Existentialism – Sartre: don’t look for a meaning in life there isn’t any.

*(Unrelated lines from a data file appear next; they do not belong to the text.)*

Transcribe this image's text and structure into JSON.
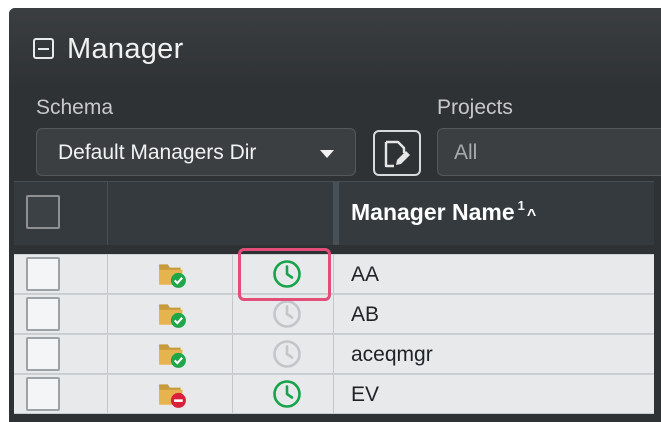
{
  "window": {
    "title": "Manager"
  },
  "schema": {
    "label": "Schema",
    "value": "Default Managers Dir"
  },
  "projects": {
    "label": "Projects",
    "value": "All"
  },
  "grid": {
    "name_column": "Manager Name",
    "sort_index": "1",
    "sort_direction_glyph": "^",
    "rows": [
      {
        "name": "AA",
        "folder_status": "ok",
        "clock_active": true
      },
      {
        "name": "AB",
        "folder_status": "ok",
        "clock_active": false
      },
      {
        "name": "aceqmgr",
        "folder_status": "ok",
        "clock_active": false
      },
      {
        "name": "EV",
        "folder_status": "error",
        "clock_active": true
      }
    ]
  },
  "colors": {
    "highlight": "#e24d7a",
    "clock_active": "#17a34a",
    "clock_inactive": "#c3c6c9",
    "status_ok": "#1fa64a",
    "status_error": "#d9213a"
  },
  "icons": {
    "collapse": "collapse-icon",
    "edit": "edit-document-icon",
    "folder_ok": "folder-check-icon",
    "folder_error": "folder-error-icon",
    "clock": "clock-icon"
  }
}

There is no source outside of you where you can find moral values: you have to make your own choices (while being sure they are good for others too.)  Camus: Life is absurd; accept human absurdity and try to make good individual choices anyway.

 I used Schur’s philosophical categories to sort out the basis for my life choices.  I have come to consider the universe fundamentally moral, so I go with Kant.   Utilitarianism leaves me (emotionally) chilled; though I have to admit that basing your charitable giving on algorithmically sorted data and quantitative accounting makes plenty of (rational) sense.  

In choosing my actions I have never been a loner, but always join in the social contracts of the organizations where I volunteer: there is my (Unitarian) church’s covenant to principles, for example, and the stated rules that the Citizens’ Climate Lobby adheres to. And there is our United States Constitution and our Rule of Law, about which I am passionate.  

As for Existentialism – when I fell into it during the (mercifully few) depressions I suffered, existential anxiety and a sense that life held no meaning whatsoever  undermined my entire (Kantian/Contractual/Aristotelian)  process of moral reasoning to leave me disastrously adrift on life’s tumultuous seas, without a rudder.   

One of the truly lovely things about living (as often as possible) by integrity is that your ethics have a way of making themselves available at a (non-deliberative) second’s notice. A moment suddenly arrives when I realize that I must stand up for my values, right then and right there. Trembling all over, I get up on my feet to speak my piece for what I think is right and good, and experience what Aristotle described as true human flourishing – a great and all-pervading feeling, a warm bolt of complete happiness that rises from the tips of my toes and shoots up my spine to the top of my head as, once again, I head for good trouble.